In 2016, US TV network news coverage of climate change plummeted. News coverage was focused on the presidential election, but the corporate broadcast networks didn’t air a single segment informing viewers how a win by Trump or Hillary Clinton could affect climate change or climate policy. That followed a slight drop in news coverage of climate change in 2015, despite that year being full of critical events like the Paris climate accords, Clean Power Plan, and record-breaking heat.
The good news is that the annual analysis done by Media Matters for Americafound that in 2017, network news coverage of climate change soared.
The bad news is that most of it was focused on Trump’s historically stupid withdrawal from the Paris climate agreement.
All Trump, all the time
Media Matters found that in 2017, 79% percent of the time that corporate broadcast networks spent covering climate change featured actions or statements by the Trump administration. Trump’s withdrawal from the Paris climate agreement was featured in 52% of climate news segments.
The administration also brought climate denial into the news cycle. Of the network news climate segments last year, 19% mentioned that Trump has called climate change a “hoax,” and 37% of those didn’t rebut the claim.
Many statements by the administration have focused on manufacturing doubt about human-caused global warming. For example, in a June 4 segment on CBS’ Face the Nation, when asked about Trump’s “hoax” comments, his U.N. Ambassador Nikki Haley dodged the question by saying:
The president believes the climate is changing, and he does know that pollutants are a part of that equation.
Other members of the administration like Scott Pruitt have similarly cast doubt on the fact that humans are the dominant cause of current climate change.
This happened in a year filled with expensive climate-fueled disasters including hurricanes, droughts, heatwaves, and floods. The corporate broadcast networks – ABC, CBS, NBC, and FOX – aired just four total segments that discussed these events in the context of climate change.
PBS still has the best climate reporting

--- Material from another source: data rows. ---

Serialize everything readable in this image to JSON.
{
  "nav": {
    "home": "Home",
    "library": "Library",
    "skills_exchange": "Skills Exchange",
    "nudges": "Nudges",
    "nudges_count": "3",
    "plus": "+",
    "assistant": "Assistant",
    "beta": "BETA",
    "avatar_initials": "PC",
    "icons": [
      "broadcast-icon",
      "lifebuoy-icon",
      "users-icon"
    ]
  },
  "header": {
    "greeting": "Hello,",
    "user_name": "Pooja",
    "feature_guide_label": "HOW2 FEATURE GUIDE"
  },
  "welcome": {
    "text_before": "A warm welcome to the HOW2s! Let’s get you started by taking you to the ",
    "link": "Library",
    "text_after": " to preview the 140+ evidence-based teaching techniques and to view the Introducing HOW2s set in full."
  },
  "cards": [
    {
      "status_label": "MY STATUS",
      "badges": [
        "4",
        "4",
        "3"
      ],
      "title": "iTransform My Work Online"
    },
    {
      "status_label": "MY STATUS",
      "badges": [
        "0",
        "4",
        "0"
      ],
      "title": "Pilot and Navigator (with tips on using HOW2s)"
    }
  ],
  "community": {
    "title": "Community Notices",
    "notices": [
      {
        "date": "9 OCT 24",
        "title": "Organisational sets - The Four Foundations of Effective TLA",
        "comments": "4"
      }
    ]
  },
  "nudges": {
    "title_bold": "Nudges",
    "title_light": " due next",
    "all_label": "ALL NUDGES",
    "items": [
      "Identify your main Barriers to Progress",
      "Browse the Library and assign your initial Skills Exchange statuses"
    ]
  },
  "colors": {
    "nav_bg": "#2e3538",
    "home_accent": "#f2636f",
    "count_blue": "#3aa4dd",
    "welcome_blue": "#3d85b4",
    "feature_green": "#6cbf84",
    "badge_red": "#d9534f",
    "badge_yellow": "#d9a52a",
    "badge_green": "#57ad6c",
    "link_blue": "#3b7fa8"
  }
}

By contrast, PBS aired 8 news segments discussing the link between climate change and the extreme weather events of 2017. Like the previous year, PBS had far more overall climate change coverage than the corporate news networks. PBS NewsHour interviewed or quoted more scientists in its climate coverage than all the other networks combined – 29 scientists, compared to a total of 27 scientists for the others (14 on CBS, 10 on NBC, 3 on ABC, and none on FOX). PBS NewsHour also featured the highest number of climate change segments (69), followed by CBS Evening News (44), NBC Nightly News (27), and ABC’s World News Tonight (23).
It’s thus perhaps unsurprising that Trump’s proposed budget would eliminate federal funding for PBS.
CBS was the best corporate news network in its climate change reporting, with CBS Evening News providing more coverage (90 minutes) than NBC Nightly News and ABC World News Tonight combined. About two-thirds of CBS’ climate coverage was focused on the Trump administration’s actions. That left just 30 minutes of CBS’ 2017 climate coverage devoted to topics like extreme weather events, and even less on NBC (20 minutes), ABC (7 minutes), and FOX (1 minute).
News networks still need better climate reporting
Trump’s decision to withdraw from the Paris climate agreement certainly merited widespread news coverage, and received it with 62 total segments on the corporate networks plus an additional 23 on PBS. The administration’s attacks on the Clean Power plan (9 corporate network segments plus 7 on PBS) and other environmental regulations (10 corporate network segments plus 16 on PBS) arguably deserved a similar level of attention.
While the surge in news coverage of climate change is encouraging, the networks shouldn’t rely so heavily on the Trump administration’s damaging actions in reporting on the subject. Certainly, non-Trump related events linked to climate change like the record hurricanes, droughts, heatwaves, and floods should be the subject of far more news segments.